The Pressing Need for Practical Machine Ethics


Notes from Nell Watson

The potential threat from rogue AI has been extensively discussed in media for decades. More recently, luminaries such as Hawking and Musk, have described AI safety as the most pressing problem of the 21st Century.

Although we are far from producing Artificial General Intelligence (AI of equivalent or greater functional intelligence to a human), lesser intelligences (autonomous systems) are today interacting with us ever more closely in our daily lives. 

From Siri to Self-driving vehicles, and marketing bots, autonomous systems are becoming an indispensable tool within daily life.

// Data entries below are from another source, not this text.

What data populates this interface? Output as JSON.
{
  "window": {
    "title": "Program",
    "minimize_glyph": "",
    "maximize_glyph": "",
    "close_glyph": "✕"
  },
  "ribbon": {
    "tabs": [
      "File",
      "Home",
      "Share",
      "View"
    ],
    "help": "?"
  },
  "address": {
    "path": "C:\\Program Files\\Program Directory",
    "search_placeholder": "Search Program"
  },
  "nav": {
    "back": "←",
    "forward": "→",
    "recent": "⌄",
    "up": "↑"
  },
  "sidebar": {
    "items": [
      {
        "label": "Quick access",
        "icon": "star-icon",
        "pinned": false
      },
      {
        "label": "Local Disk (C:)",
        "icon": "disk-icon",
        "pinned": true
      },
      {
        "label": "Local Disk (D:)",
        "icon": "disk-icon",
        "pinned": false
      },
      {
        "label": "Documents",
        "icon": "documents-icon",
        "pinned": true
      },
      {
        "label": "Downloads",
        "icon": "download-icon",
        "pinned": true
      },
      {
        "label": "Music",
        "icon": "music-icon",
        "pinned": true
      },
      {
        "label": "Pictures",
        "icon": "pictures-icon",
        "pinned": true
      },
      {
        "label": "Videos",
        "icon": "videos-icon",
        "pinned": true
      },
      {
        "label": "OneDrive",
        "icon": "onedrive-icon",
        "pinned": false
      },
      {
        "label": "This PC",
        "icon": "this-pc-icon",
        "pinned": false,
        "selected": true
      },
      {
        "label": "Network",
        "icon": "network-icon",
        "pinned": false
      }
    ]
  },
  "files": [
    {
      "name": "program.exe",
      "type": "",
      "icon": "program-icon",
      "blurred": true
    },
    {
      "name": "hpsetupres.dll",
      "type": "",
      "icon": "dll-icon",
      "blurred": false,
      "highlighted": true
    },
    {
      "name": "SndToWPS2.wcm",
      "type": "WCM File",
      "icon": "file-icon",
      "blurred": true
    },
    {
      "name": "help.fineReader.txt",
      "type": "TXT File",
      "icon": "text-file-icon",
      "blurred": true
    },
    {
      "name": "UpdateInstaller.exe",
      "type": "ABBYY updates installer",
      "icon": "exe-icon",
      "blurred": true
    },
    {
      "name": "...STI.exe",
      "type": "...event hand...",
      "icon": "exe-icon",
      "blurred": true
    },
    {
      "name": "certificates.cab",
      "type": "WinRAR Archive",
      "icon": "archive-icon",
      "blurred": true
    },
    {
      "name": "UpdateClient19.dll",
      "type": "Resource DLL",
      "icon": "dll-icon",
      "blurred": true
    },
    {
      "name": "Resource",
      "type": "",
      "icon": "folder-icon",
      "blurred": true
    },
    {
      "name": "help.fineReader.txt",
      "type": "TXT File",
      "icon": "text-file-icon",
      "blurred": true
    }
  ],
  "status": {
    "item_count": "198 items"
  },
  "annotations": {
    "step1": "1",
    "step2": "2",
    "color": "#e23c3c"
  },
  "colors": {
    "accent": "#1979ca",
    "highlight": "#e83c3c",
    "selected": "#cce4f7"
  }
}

They are already being deployed in the world of business, for scheduling meetings and facilitating commerce, as well as within potential life-and-death situations on the road. 

Any agent that interfaces with legal and contractual affairs needs to be explicitly above-board, and to act in accordance with generally-accepted business ethics and common customs and best practices. Only once this information layer becomes available can machine assistants be trusted to take care of sensitive, nuanced, or potentially high-liability tasks with any autonomy.

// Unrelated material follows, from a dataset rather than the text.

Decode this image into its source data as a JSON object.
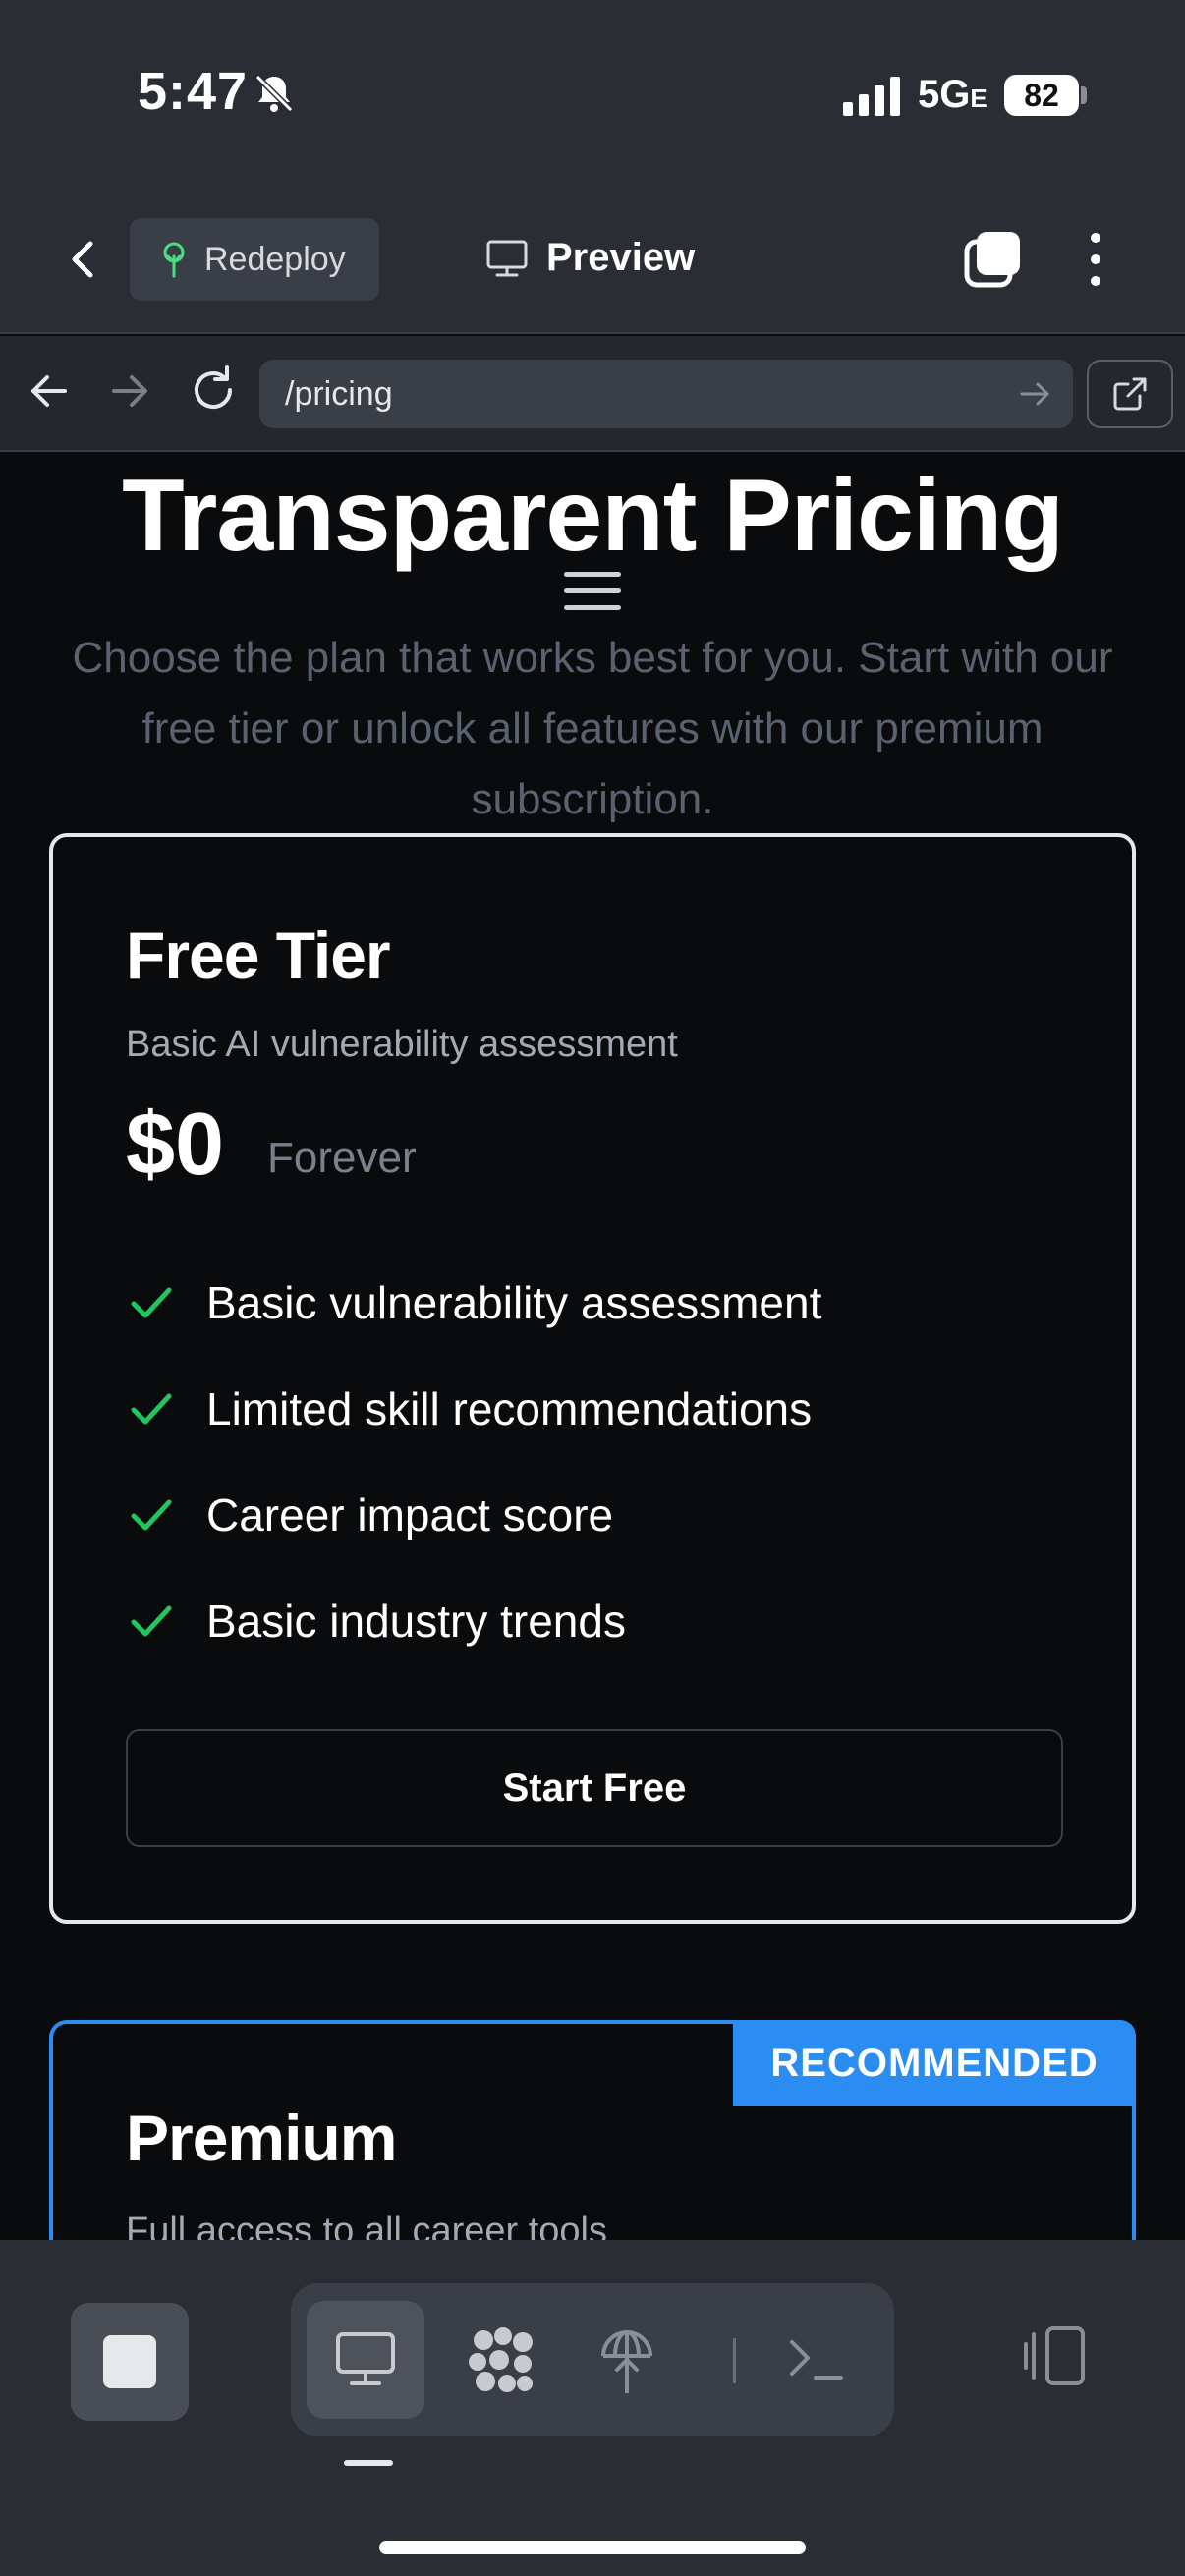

AI systems need to function according to values that appropriately align with human needs and objectives in order to function within serious roles in our society. Any activity that involves human and machine interaction or collaboration will require a range of methods of value alignment.

At present, other than OpenEth’s prototype, there is no obvious way to implement ethical rules in a way that machines can understand, or could apply to governing their operations across a range of situations.

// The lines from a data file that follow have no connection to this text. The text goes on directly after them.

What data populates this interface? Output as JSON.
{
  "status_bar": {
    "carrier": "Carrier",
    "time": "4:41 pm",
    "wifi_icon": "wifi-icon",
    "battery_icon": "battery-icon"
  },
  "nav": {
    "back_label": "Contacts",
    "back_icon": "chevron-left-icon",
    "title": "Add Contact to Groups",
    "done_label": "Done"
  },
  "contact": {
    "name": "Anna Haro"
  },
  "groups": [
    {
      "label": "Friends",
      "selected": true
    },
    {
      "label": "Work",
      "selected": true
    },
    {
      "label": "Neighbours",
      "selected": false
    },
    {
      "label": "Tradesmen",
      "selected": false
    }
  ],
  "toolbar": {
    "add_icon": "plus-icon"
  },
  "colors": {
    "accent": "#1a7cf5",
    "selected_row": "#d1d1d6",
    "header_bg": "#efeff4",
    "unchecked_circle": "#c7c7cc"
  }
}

Recent developments in AI, including Bayesian Probabilistic Learning, offer a glimpse at a new generation of AI that is able to conceptualise in a way previously impossible. This heralds the first generation of AI assistants that can learn about our world, and the people in it, in a manner that is similar to how human beings learn.

This ability to learn from few examples, whilst conceptualising discrete ‘ideas’ means that an era of truly cognitive machines is coming, one much more sophisticated than the intuitive forms of machine intelligence born from deep neural nets. Northwestern U’s Cogsketch can now solve the Raven Progressive Matrices Test, an intelligence test of visual, analogical, and relational reasoning, better than the average American.

Many of us have experienced times when our children ask us very difficult questions about life, existence, and the various assumptions that in aggregate form modern civilisation. Humanity must prepare itself for the tough task of being asked similar questions from increasingly intelligent machines.